The Car presents itself as the epitome of mis-guided 70s horror. It's a slick-looking movie which was released by a major studio. It was helmed by a veteran director who had made a famous western and who probably had no business being near a horror movie. It has a touch of the kind of darkness which often haunted movies from this era. (This shows up in a surprise death.) The result is a film which certainly looks good and has some well-done scenes, but wallows in cheesiness. Therefore, it becomes the perfect fodder for a Mystery Science Theater 3000-style party. That way, you can ask the group why a car which intends to prey on people, and presumably sneak up on people, honks its odd horn when it is still miles away.

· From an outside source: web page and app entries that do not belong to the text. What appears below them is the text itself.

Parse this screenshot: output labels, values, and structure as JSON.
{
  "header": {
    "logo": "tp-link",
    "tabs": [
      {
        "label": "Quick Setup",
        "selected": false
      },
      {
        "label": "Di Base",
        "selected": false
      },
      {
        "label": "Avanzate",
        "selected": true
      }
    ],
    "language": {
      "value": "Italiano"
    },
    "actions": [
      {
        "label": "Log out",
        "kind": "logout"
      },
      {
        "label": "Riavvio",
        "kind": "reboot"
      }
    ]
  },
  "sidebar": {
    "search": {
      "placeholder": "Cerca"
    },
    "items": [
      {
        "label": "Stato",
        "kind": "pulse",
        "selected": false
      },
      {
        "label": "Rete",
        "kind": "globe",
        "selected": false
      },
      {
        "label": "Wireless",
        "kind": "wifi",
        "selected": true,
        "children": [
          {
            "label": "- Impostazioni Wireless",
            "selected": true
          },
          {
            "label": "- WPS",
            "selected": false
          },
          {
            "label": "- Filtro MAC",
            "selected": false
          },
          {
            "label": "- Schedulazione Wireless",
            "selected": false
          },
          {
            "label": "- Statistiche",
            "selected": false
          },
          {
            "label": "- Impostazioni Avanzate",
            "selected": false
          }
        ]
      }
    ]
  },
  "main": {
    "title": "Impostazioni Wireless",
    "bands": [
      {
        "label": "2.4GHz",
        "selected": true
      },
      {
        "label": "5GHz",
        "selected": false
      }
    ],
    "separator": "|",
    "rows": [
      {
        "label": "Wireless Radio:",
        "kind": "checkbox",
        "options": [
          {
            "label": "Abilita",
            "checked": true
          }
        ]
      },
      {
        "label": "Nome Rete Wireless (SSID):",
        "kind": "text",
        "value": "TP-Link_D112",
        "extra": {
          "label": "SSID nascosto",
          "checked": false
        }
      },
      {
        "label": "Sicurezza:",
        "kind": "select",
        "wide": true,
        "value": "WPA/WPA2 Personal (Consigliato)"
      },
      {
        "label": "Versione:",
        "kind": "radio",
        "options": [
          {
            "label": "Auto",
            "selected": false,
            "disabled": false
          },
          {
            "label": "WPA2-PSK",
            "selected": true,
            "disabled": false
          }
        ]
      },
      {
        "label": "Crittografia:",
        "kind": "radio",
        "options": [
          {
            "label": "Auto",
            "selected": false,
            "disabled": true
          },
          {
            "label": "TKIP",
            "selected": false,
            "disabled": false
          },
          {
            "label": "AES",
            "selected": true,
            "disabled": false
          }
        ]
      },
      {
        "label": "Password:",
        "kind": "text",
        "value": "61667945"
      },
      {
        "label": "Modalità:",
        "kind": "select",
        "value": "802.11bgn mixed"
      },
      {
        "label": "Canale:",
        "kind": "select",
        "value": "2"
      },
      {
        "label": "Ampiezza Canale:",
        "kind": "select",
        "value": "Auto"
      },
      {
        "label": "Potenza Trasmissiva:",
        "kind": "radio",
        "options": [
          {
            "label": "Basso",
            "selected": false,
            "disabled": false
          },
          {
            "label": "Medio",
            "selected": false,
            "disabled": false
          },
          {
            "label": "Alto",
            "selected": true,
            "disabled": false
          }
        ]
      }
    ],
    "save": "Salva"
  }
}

The Car won't be coming to your church wedding on Blu-ray Disc courtesy of Shout! Factory. The film has been letterboxed at 2.35:1 and the Disc contains an AVC 1080p HD transfer which runs at an average of 34 Mbps. The image is sharp and clear, showing only trace amounts of grain and very mild defects from the source materials. Shout! Factory has done a nice job of cleaning up the movie, and it probably hasn't looked this good since it was originally screened. The daytime scenes are nicely bright and show very good colors. The level of detail is good and the depth is notable. I was thoroughly impressed with the video here. The Disc carries a DTS-HD Master Audio 5.1 track which runs at 48 kHz and an average of 3.7 Mbps. The track provides clear dialogue and sound effects. This is better than your average rebuilt mono track, as we get some noticeable stereo and surround effects, most of which come from The Car. There is also some notable sounds from the wind. The subwoofer effects are subtle, but they are there.

The Car Blu-ray Disc contains a handful of extras. We start with an "Interview with Director Elliot Silverstein" (9 minutes) immediately confirms my theory that The Car was mean to be "Jaws on land". From the outset, Silverstein begins to make excuses for the film, blaming the studio for forcing him to shoot so many daytime scenes. At least he's honest. "Interview with Actress Geraldine Keams" (12 minutes), who actually had a fairly small role in the film, talks about her career and her experiences on the film. "Interview with Actress Melody Thomas Scott" (12 minutes), who is in the opening sequence, gives a very honest assessment of her few days on the set. The extras are rounded out by the THEATRICAL TRAILER, a TV SPOT, several RADIO SPOTS, and a STILL GALLERY.

Review Copyright 2015 by Mike Long